• Supplied information:
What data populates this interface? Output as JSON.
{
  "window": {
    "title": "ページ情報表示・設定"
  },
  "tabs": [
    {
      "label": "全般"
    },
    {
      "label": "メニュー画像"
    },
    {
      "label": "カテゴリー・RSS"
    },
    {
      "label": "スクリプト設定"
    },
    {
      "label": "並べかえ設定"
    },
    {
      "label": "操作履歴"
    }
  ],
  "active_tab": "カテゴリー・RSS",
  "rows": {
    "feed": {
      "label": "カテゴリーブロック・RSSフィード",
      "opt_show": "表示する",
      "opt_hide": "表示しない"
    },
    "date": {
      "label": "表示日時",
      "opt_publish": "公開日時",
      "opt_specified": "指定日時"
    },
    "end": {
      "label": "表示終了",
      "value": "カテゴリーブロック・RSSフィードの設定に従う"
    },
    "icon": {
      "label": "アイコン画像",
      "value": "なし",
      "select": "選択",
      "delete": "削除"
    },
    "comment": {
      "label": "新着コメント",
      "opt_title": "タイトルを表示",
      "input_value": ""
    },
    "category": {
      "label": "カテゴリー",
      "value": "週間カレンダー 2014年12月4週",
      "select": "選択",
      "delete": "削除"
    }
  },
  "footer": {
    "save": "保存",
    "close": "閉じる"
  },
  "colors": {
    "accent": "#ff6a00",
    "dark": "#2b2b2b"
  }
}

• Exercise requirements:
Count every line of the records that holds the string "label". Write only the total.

• Solution for this problem:
12